The Secretary of State to President Wilson

My Dear Mr. President: I am sending you flimsies of two despatches which bother me very much.1 The last one is dated yesterday at six p. m.

Obregon, whether he intends it or not, is using language to arouse opposition to foreigners, and it is impossible, of course, for anyone to guess what may be the result. We are unfortunate in not having any Special Representative in Mexico City. We have a man, and I believe an excellent one, recommended by Senator Mark Smith, but he took sick on reaching Washington and is now in the hospital. He is the one who was intended for Mexico City and adjoining country.

I am wondering whether it may not be necessary to speak more emphatically than we have done. I have used all the adjectives that properly go with persuasion but things seem to grow worse instead of better and the representatives of other nations are very much concerned.

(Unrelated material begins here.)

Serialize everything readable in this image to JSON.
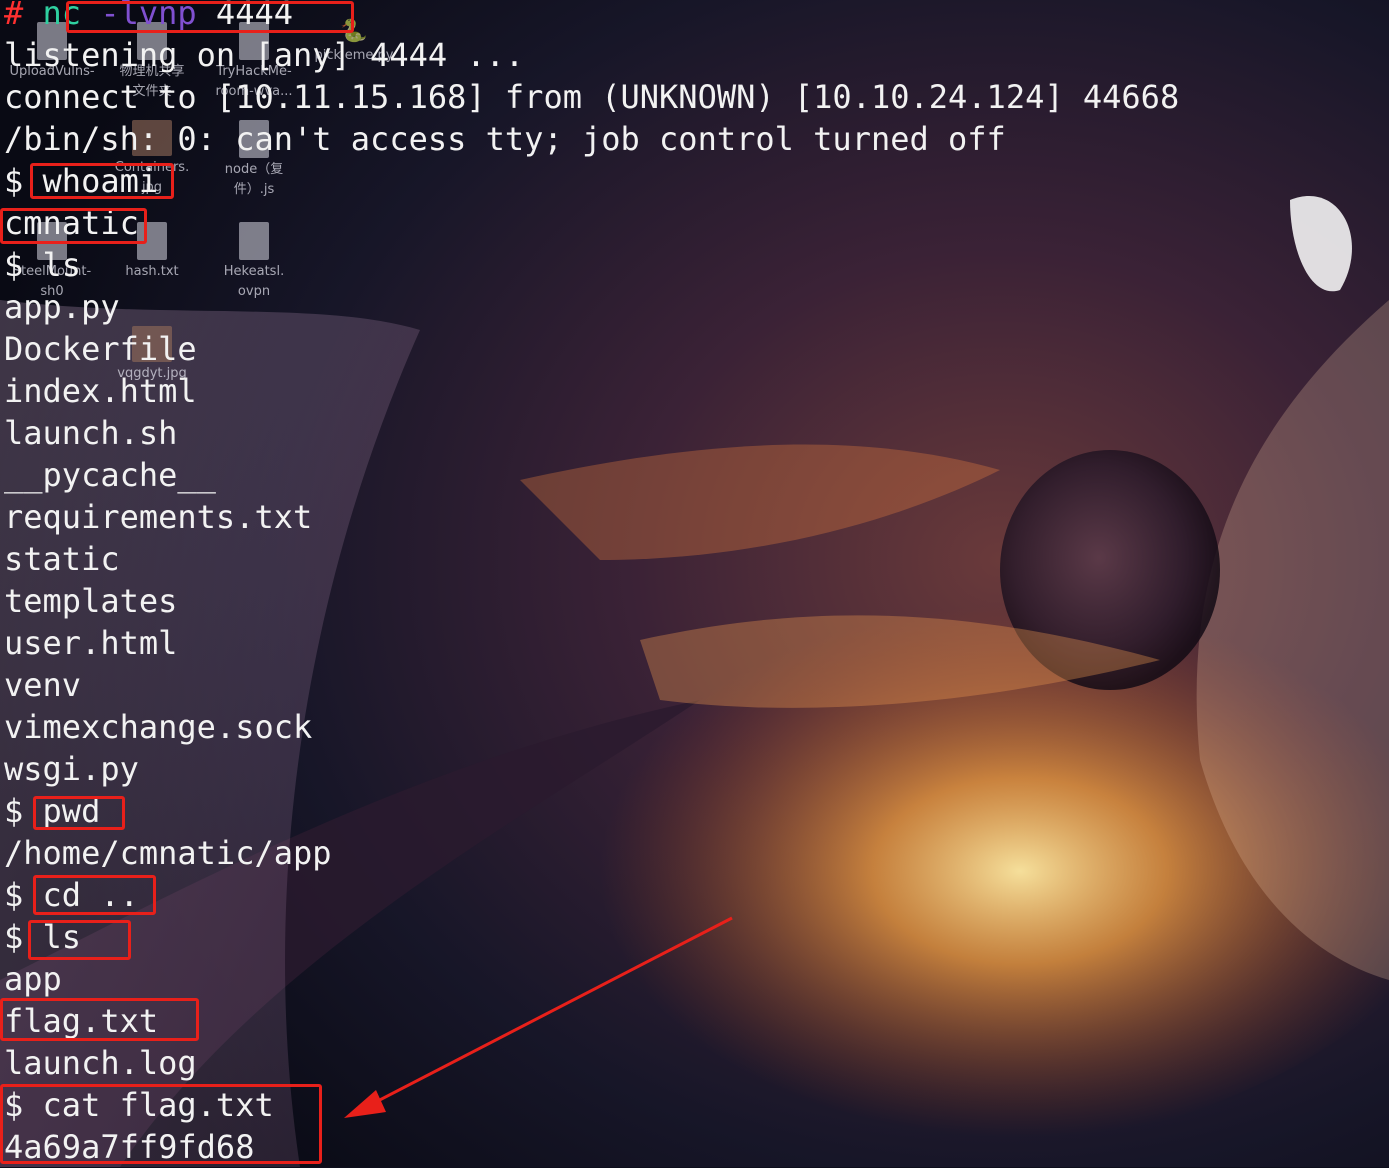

Mr. Lansing has suggested it might be worth while to notify Carranza and Obregon that in view of the language which is being employed by Obregon to excite hatred of foreigners, thus greatly increasing the risks, and in view of the interruption of traffic and communication by Carranza, thus further increasing the risks, that we would hold Carranza and Obregon personally responsible for injury that resulted from the methods which they are employing.

We have no soldiers nearer than Texas and are not in a position to protect Americans and other foreigners from riot, in case Obregon should succeed in stirring up riot—which he promises in advance not to resist—and I am not sure but we may be justified in bringing this pressure to bear upon Carranza.

They are proposing to evacuate, but before doing so they may create a condition there which will result in violence. The fact that the people of Mexico City are ready to welcome Zapata, whom they formerly so greatly feared, or Villa, who was also a terror to them, [Page 529] as a substitute for Carranza and his best general, Obregon—for Obregon seemed to stand highest among those supporting Carranza—this fact contrasts strangely with the predictions and fears expressed by the people of Mexico City before Huerta left.

Will you please let me know whether you have any instructions to give?

With assurances [etc.]

W. J. Bryan
  1. From the Brazilian Minister in Mexico, March 4, 1915, 5 p. m. and 6 p. m. Foreign Relation, 1915, pp. 656 and 657, respectively.